Hale County, Alabama 1936
Pseudonym Thomas Gallatin “Bud” Woods
An homage to destitution, a malnourished cat lies under an iron bed by the dirt caked feet of the Fields family. A paucity of possessions is a photographic treasure chest. The dirt covers their clothing better than the wood floor covers the dirt. The unconvinced grandmother, in her stockings that aren’t worth pulling on, looks wary, but too tired to protest. Behind depleted faces remains a semblance of togetherness and contentment. The scarcely clothed toddler seems oblivious to the reality of his existence, while his slightly older sister stands where self-awareness selects detachment.
More on Walker Evans:
Walker Evans was born into an affluent family in St. Louis, MO in early November 1903. His parents’ wealth afforded him an education at the prestigious Phillips Academy in Andover, MA, and from there he proceeded to Williams College, where he studied French Literature before dropping out after his first year.

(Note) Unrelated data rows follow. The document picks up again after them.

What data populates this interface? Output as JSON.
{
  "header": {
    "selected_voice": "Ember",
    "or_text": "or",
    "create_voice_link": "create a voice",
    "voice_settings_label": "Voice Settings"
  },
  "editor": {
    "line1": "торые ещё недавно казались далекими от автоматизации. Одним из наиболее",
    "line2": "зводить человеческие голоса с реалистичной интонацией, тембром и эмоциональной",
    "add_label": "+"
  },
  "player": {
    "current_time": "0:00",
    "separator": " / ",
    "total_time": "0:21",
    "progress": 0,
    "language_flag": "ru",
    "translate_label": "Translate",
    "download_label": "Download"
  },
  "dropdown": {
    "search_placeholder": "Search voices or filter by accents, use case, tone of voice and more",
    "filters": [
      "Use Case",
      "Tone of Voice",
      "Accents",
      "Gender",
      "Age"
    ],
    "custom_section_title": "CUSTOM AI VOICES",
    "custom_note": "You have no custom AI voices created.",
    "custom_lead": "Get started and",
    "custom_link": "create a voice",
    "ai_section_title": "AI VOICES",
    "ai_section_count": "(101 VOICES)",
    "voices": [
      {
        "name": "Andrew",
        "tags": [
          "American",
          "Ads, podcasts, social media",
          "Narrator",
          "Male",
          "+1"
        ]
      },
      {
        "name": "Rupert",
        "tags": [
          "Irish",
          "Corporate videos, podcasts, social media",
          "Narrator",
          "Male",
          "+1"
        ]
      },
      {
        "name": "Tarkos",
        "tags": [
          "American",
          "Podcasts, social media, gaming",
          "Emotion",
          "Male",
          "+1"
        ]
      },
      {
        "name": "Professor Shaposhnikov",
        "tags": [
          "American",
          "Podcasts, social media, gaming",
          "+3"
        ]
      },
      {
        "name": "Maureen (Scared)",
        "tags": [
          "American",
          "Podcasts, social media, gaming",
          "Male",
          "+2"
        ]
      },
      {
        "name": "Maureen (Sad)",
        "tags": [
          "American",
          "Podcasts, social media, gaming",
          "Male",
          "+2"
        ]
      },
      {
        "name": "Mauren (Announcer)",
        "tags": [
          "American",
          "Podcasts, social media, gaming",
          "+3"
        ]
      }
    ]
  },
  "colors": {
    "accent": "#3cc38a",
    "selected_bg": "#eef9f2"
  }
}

Upon separating himself from formal academic studies, he traveled to Paris for a year, before returning to the states and settling in New York City, where he quickly befriended the most esteemed members of the art community. In 1928, at the age of 25, Evans got his first camera and began photographing in earnest. Only a few short years later, in 1933, he landed his first major assignment – photographing for Carleton Beale’s book, The Crime of Cuba, which documented the revolution aimed at overthrowing then dictator Gerardo Machado.
Evans’s next big appointment was shooting in West Virginia and Pennsylvania as a staff photographer for the Resettlement Administration, a project of The New Deal designed to relocate struggling rural families to planned communities. The project was renamed and reorganized less than a year later due to some members of congress alleging that President Franklin D. Roosevelt’s endeavor in this sphere amounted to Socialism. The restructured program was called the Farm Security Administration, which, in part, intended to document the effects of The Great Depression, with Evans’s work focusing mainly on the rural south. Most of his work form this time was shot with a large format 8×10 camera.

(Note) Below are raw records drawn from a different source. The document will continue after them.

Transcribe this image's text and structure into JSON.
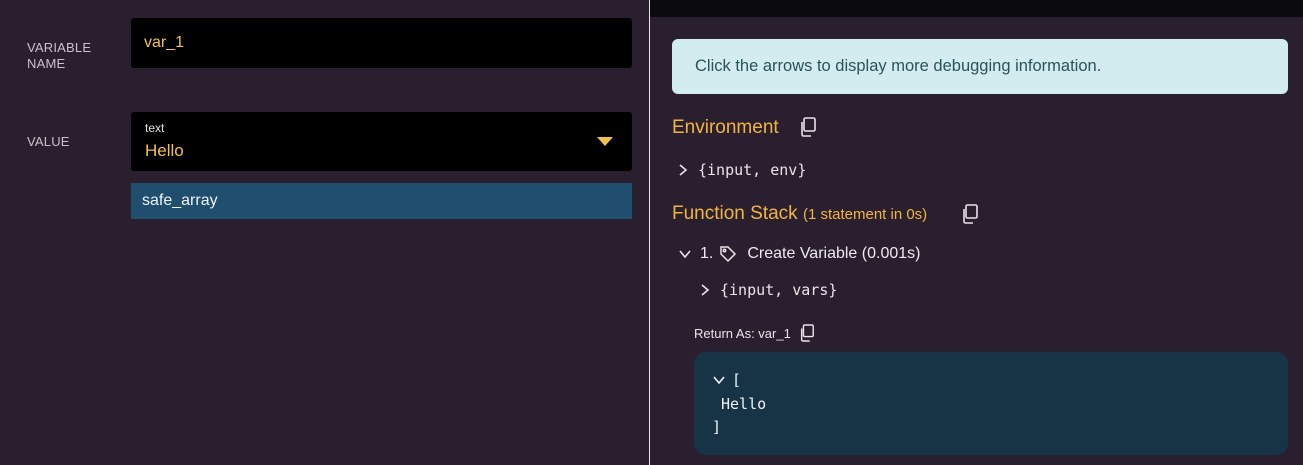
{
  "form": {
    "variable_name_label": "VARIABLE NAME",
    "variable_name_value": "var_1",
    "value_label": "VALUE",
    "value_type": "text",
    "value_text": "Hello",
    "dropdown_option": "safe_array"
  },
  "debug": {
    "info_message": "Click the arrows to display more debugging information.",
    "environment_title": "Environment",
    "environment_tree": "{input, env}",
    "function_stack_title": "Function Stack",
    "function_stack_subtitle": "(1 statement in 0s)",
    "statement_index": "1.",
    "statement_label": "Create Variable (0.001s)",
    "statement_tree": "{input, vars}",
    "return_as": "Return As: var_1",
    "result_open": "[",
    "result_item": "Hello",
    "result_close": "]"
  },
  "icons": {
    "copy": "copy-icon",
    "tag": "tag-icon",
    "chevron_right": "chevron-right-icon",
    "chevron_down": "chevron-down-icon",
    "dropdown_caret": "caret-down-icon"
  },
  "colors": {
    "background": "#2a1f2f",
    "accent": "#f2b441",
    "selected_option": "#1f4e6e",
    "info_bg": "#d3ecef",
    "result_bg": "#173447"
  }
}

In 1936, while still on duty for the FSA, Evans accepted a freelance assignment from Fortune Magazine documenting the lives of three white tenant families in rural Hale County, Alabama to complement an article to be written by James Agee. The magazine later scrapped the piece, but in 1941 the work was published in book form with the title Let Us Now Praise Famous Men. The project was envisioned by Agee as a three-volume set, with each tome being “an independent inquiry into certain normal predicaments of human divinity,” but the two intended sequels never came to fruition. The photography in Let Us Now Praise Famous Men, a reference to a verse from Ecclesiastes, details rural poverty in stark detail. The wealthy landowners told their tenants the journalists were Soviet Agents in an attempt to dissuade them from allowing themselves to be photographed and reported on.

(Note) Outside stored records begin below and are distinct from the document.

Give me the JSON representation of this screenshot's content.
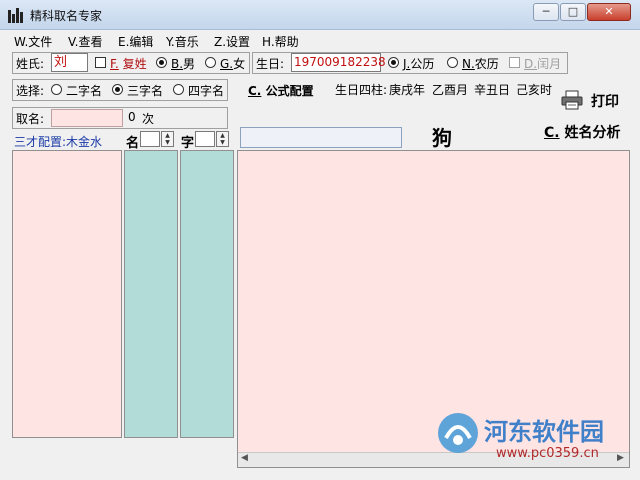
{
  "window": {
    "title": "精科取名专家",
    "min": "─",
    "max": "□",
    "close": "✕"
  },
  "menu": [
    "W.文件",
    "V.查看",
    "E.编辑",
    "Y.音乐",
    "Z.设置",
    "H.帮助"
  ],
  "row1": {
    "surname_label": "姓氏:",
    "surname_value": "刘",
    "compound_hotkey": "F.",
    "compound_label": "复姓",
    "male_hotkey": "B.",
    "male_label": "男",
    "female_hotkey": "G.",
    "female_label": "女",
    "birth_label": "生日:",
    "birth_value": "197009182238",
    "solar_hotkey": "J.",
    "solar_label": "公历",
    "lunar_hotkey": "N.",
    "lunar_label": "农历",
    "leap_hotkey": "D.",
    "leap_label": "闰月"
  },
  "row2": {
    "select_label": "选择:",
    "opt_two": "二字名",
    "opt_three": "三字名",
    "opt_four": "四字名",
    "formula_hotkey": "C.",
    "formula_label": "公式配置",
    "bazi_label": "生日四柱:",
    "bazi_year": "庚戌年",
    "bazi_month": "乙酉月",
    "bazi_day": "辛丑日",
    "bazi_hour": "己亥时",
    "print_label": "打印"
  },
  "row3": {
    "naming_label": "取名:",
    "count_value": "0",
    "count_unit": "次",
    "zodiac": "狗",
    "analysis_hotkey": "C.",
    "analysis_label": "姓名分析"
  },
  "row4": {
    "sancai_label": "三才配置:",
    "sancai_value": "木金水",
    "ming_label": "名",
    "zi_label": "字"
  },
  "colors": {
    "pink": "#ffe4e4",
    "teal": "#b2dcd8",
    "accent_red": "#b01010"
  },
  "watermark": {
    "text": "河东软件园",
    "url": "www.pc0359.cn"
  }
}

Evans continued to work for the FSA until 1938. That same year, the Museum of Modern Art in New York exhibited Evans’s work in it’s first ever show of a single photographer, while simultaneously publishing the catalog American Photographs. In 1945, Evans became a staff writer for Time Magazine, and soon after became an editor at Fortune, holding that position until 1965, when he become a professor of Graphic Design at Yale University. Shortly thereafter, Evans became the first professor of photography at Yale, teaching until his death in 1975. Lincoln Kirstein, General Director of the New York City Ballet and personal friend of Evans’s, said of his photography, “It is…the naked, difficult, solitary attitude of a member revolting from his own class, who knows best what in it must be uncovered, cauterized and why.” There is an understanding in his photographs that marries acceptance with incredulity, without ever feeling the crossing of a boundary or any personal imposition by the photographer himself. The images show a truer reality of the country than any before or since, and there is no better title for this collection of Evans’s work than American Photographs.